**EXERCISE REQUIREMENTS**:
Look through the entries below and return all lines including the word "mampf".

**GIVEN RECORDS**:
++++++

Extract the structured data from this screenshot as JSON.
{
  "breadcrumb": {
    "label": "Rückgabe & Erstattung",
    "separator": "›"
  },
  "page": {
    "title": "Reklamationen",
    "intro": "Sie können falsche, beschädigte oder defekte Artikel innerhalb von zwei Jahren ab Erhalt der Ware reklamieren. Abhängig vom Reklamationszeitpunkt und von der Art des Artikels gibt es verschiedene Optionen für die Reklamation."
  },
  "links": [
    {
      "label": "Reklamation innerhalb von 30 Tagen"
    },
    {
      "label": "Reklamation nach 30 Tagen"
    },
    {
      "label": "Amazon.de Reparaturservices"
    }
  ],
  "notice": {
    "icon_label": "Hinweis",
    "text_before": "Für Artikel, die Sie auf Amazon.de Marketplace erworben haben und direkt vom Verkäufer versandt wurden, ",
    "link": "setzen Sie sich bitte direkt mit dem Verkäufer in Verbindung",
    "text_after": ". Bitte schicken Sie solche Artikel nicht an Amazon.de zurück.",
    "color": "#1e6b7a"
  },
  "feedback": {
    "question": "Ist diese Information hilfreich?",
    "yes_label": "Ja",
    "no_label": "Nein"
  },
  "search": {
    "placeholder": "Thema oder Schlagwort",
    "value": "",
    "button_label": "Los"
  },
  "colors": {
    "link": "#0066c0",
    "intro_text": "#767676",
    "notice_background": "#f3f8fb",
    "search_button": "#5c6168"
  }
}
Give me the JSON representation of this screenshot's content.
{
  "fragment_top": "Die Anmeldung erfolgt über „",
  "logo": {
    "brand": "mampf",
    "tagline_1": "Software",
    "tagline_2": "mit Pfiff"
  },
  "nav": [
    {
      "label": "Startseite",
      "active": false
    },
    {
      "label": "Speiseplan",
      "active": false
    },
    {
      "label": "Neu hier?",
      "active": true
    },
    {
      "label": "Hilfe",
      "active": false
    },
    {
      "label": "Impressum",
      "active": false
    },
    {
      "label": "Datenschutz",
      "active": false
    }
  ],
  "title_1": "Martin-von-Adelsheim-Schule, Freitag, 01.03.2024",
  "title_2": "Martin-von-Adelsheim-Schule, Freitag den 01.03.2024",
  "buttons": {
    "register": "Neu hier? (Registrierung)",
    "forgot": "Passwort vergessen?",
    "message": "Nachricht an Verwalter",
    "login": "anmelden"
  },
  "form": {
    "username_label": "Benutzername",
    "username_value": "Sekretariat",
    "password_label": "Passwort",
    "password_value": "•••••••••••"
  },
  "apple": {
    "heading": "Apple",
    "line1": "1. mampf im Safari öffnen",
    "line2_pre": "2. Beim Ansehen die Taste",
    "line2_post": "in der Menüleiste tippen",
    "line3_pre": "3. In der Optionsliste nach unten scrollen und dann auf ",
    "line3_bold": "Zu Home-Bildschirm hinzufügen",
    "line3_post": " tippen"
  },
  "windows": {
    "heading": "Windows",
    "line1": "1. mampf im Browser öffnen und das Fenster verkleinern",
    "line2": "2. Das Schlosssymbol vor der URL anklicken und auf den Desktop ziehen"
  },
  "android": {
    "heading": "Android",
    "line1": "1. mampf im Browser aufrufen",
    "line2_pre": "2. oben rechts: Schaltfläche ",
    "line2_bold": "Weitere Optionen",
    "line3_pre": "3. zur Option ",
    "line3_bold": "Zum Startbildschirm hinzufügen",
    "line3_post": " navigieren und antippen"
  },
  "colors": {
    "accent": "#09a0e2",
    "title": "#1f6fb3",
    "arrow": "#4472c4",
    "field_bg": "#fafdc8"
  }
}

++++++

**REPLY**:
    "brand": "mampf",
    "line1": "1. mampf im Safari öffnen",
    "line1": "1. mampf im Browser öffnen und das Fenster verkleinern",
    "line1": "1. mampf im Browser aufrufen",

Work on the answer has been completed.